Morris County remains a fairly dependable Republican redoubt, but there are cracks in the wall.
Growing ethnic diversity and transplants from Hudson and Essex counties are reducing the GOP’s traditional election advantage. Both Donald Trump and Kim Guadagno carried the county by about 11,000 and 12,000 votes in the last two major elections. Time was when Republican candidates for president and governor routinely won the county by upwards of 50,000 votes. This change can be a major problem for New Jersey Republicans going forward. The party needs a strong base in Morris to be competitive statewide.
One need only look at Parsippany, the county’s most populous town, to grasp the new reality. Come January, the mayor will be a 50-year-old man of Puerto Rican descent who grew up in Flushing, Queens.
Michael Soriano, an electrician by trade, moved to Parsippany 16 years ago this coming January. Despite not having the type of family history that often is crucial in town elections, Soriano ousted Republican Mayor James Barberio on Nov. 7 and carried two Democratic council candidates to victory with him.
Democrats have won the mayor’s seat in recent years – generally because of Republican infighting – but not any council seats, making the party’s win on that level an eye-opener.
Parsippany long has dominated Morris Republican politics thanks to size alone. Such recent party leaders as Rep. Dean A. Gallo, Assembly Minority Leader Alex DeCroce and one-time county party chair Joan Bramhall all had roots in the sprawling township.
Barberio said that outside trends (the unpopularity of President Trump and Governor Christie) certainly didn’t help Republicans.
While there are 3,000 more registered Republicans in town than Democrats, Soriano contends that the township is very much a toss-up politically.
“Parsippany is a very purple community,” Soriano said.
In viewing Parsippany from afar, one is tempted to recall Gertrude Stein’s famous put down of Oakland as a locale where there is “no there, there.”
Parsippany is about 25 square miles and is crossed by multiple state and interstate highways, but amid all that, there is no genuine downtown. In reality, Parsippany is very much a collection of sections, including Glacier Hills, Powder Mill, Mt. Tabor, Lake Hiawatha (where there is no actual lake) and Lake Parsippany (where there is one).
Melding all this together as a single community is a challenge for any mayor. Soriano, who lives in Lake Hiawatha and who has a transition office in the Powder Mill section, contends that recreation can help. He notes that the township has many youth sport leagues that bring people together and foster a semblance of township unity. Hoping to fully explore this avenue, Soriano plans a comprehensive study of township recreation services and parks.
Diversity also can be a challenge.
The township of 53,000 is about 62 percent white, according to the 2010 Census. Asians are the largest minority
Both the outgoing Barberio and the incoming Soriano played down any problems stemming from the township’s growing diversity.
Soriano says he’s encouraged – again – by youth sport leagues, noting that he has seen no problems among kids of different backgrounds getting along. He also talked about getting the township’s houses of worship to work together to produce unity.

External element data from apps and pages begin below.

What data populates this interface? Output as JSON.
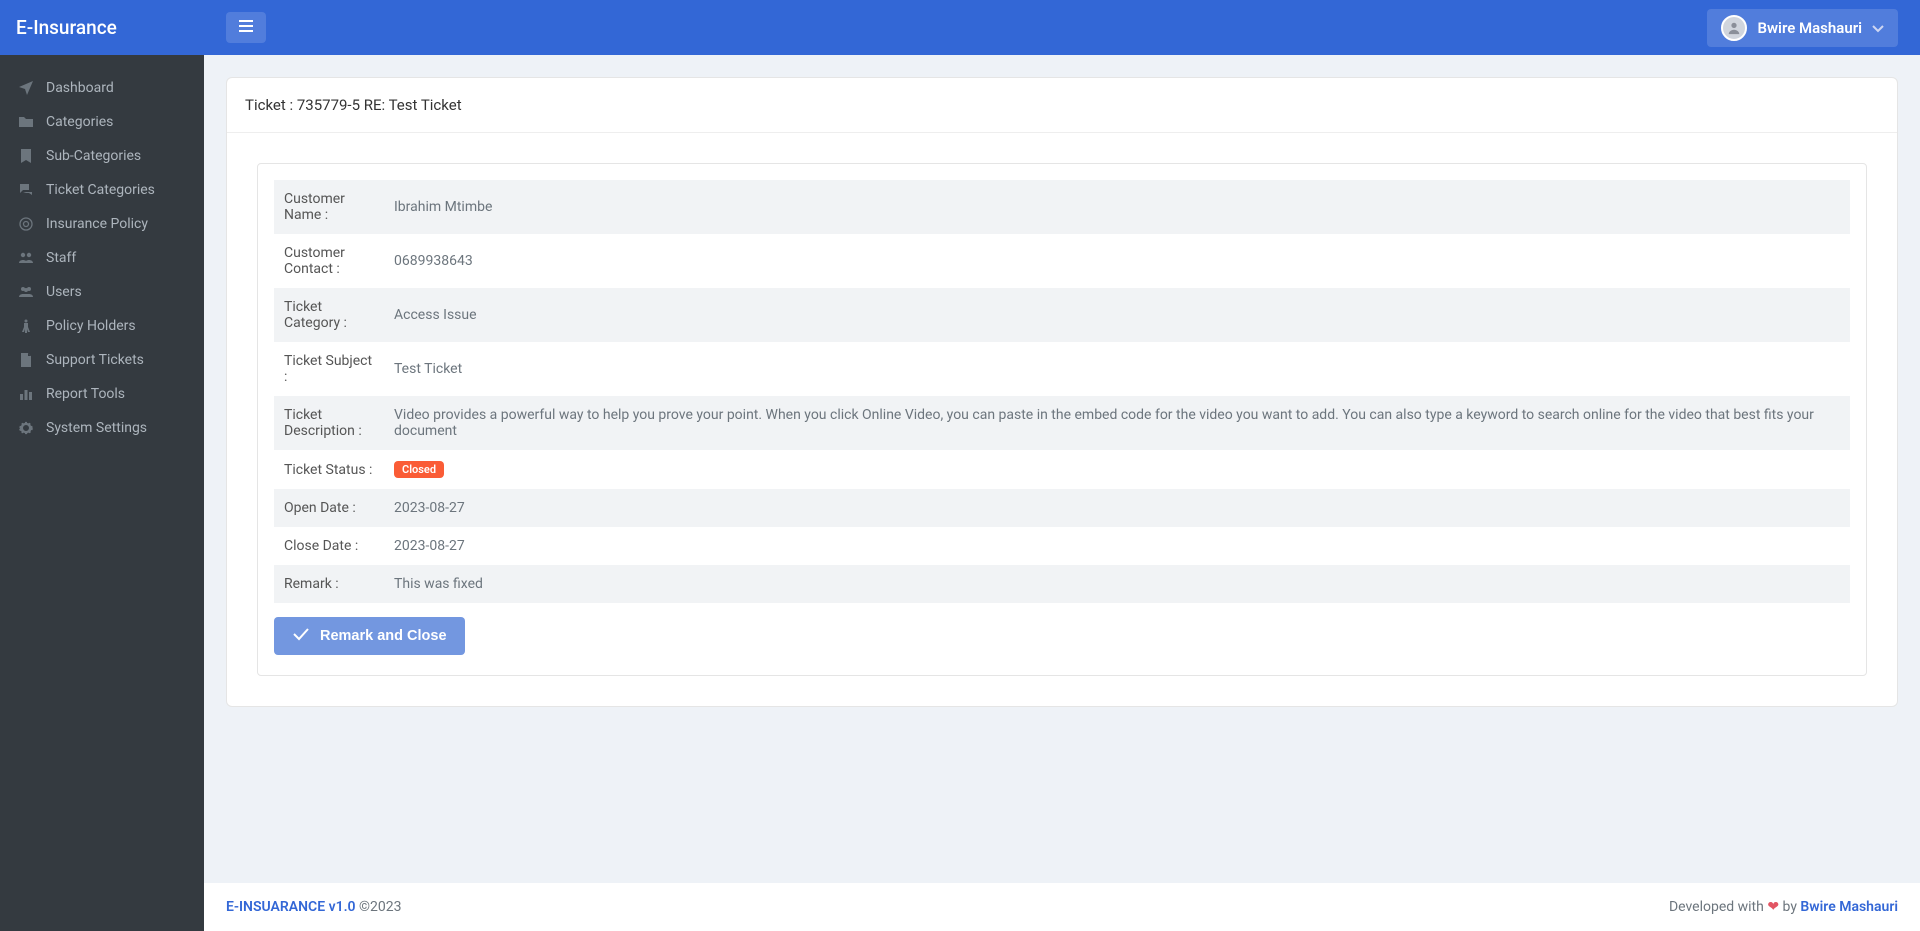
{
  "brand": "E-Insurance",
  "sidebar": {
    "items": [
      {
        "icon": "location-arrow",
        "label": "Dashboard"
      },
      {
        "icon": "folder",
        "label": "Categories"
      },
      {
        "icon": "bookmark",
        "label": "Sub-Categories"
      },
      {
        "icon": "comments",
        "label": "Ticket Categories"
      },
      {
        "icon": "shield",
        "label": "Insurance Policy"
      },
      {
        "icon": "user-group",
        "label": "Staff"
      },
      {
        "icon": "users",
        "label": "Users"
      },
      {
        "icon": "person",
        "label": "Policy Holders"
      },
      {
        "icon": "file",
        "label": "Support Tickets"
      },
      {
        "icon": "chart-bar",
        "label": "Report Tools"
      },
      {
        "icon": "gear",
        "label": "System Settings"
      }
    ]
  },
  "topbar": {
    "user_name": "Bwire Mashauri"
  },
  "page": {
    "title_prefix": "Ticket : ",
    "ticket_no": "735779-5",
    "title_middle": " RE: ",
    "ticket_subject_in_title": "Test Ticket"
  },
  "ticket": {
    "rows": [
      {
        "label": "Customer Name :",
        "value": "Ibrahim Mtimbe"
      },
      {
        "label": "Customer Contact :",
        "value": "0689938643"
      },
      {
        "label": "Ticket Category :",
        "value": "Access Issue"
      },
      {
        "label": "Ticket Subject :",
        "value": "Test Ticket"
      },
      {
        "label": "Ticket Description :",
        "value": "Video provides a powerful way to help you prove your point. When you click Online Video, you can paste in the embed code for the video you want to add. You can also type a keyword to search online for the video that best fits your document"
      },
      {
        "label": "Ticket Status :",
        "value": "Closed",
        "is_badge": true
      },
      {
        "label": "Open Date :",
        "value": "2023-08-27"
      },
      {
        "label": "Close Date :",
        "value": "2023-08-27"
      },
      {
        "label": "Remark :",
        "value": "This was fixed"
      }
    ],
    "action_button": "Remark and Close"
  },
  "footer": {
    "left_brand": "E-INSUARANCE v1.0",
    "left_rest": " ©2023",
    "right_pre": "Developed with ",
    "right_mid": " by ",
    "right_link": "Bwire Mashauri"
  }
}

This sounds good. But the problem, of course, is that ethnic divisions can surface in neighborhoods far removed from the noble intentions of township hall. Coping with a slowly-changing population is a challenge for elected officials in all of Morris County. Those who recognize the changing landscape will be the ones who succeed.
Traffic is a headache for just about every elected official in the state. It also is a headache that a mayor can do virtually nothing about. Still, Soriano plans to try.

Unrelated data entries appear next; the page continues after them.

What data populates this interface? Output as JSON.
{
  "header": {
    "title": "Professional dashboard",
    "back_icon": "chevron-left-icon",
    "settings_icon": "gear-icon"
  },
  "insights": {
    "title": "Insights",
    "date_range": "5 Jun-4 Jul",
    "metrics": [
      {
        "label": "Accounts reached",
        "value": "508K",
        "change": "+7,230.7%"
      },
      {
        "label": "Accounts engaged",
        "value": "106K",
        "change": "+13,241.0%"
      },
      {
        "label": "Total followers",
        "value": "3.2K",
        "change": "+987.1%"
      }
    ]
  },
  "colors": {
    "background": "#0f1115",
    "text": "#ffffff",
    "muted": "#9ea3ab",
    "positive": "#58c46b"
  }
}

“It’s not only the congestion, it’s the speeding,” he said, adding that he will explore ways to make neighborhood streets safer for motorists and pedestrians.
Soriano, who will be sworn in on Jan. 1 by governor-elect Phil Murphy, says he’s determined to reduce township legal fees, which he says have been more than $1 million a year.
Needless to say, John Inglesino, the township attorney, will be replaced. Inglesino, a former county freeholder and close friend of Christie, long has been criticized – sometimes even by Republicans – for having too much power over Barberio. But Inglesino also has extensive government experience, which is something Soriano lacks. It will be interesting to see how Soriano performs when he actually is holding the reins. Democrats won two council seats, but the five-member council will still have a Republican majority.
Barberio, for his part, says that Soriano “overpromised” during the campaign.
Soriano was not only an Eagle Scout, he worked for four years as District Executive for the Boy Scouts of America in New York City.
He says that it was scouting that gave him his first opportunity to lead. Like many, but not all, former scouts, Soriano still can recite the Scout Law, a 12-step guide to proper living.
One plank refers to kindness, which is something Soriano wants to show – to animals.
Animal shelters are not usually campaign issues, but Soriano criticized the municipal shelter for euthanizing close to 1,000 animals over the last eight years, He wants a no-kill shelter for Parsippany, Besides showing empathy, Soriano contends that it likely would be cheaper to find homes for animals than it is to administer fatal doses of medication and dispose of the remains.
It may be an odd priority, but nobody should discount its significance.
After all, cats and dogs have a constituency that crosses party lines.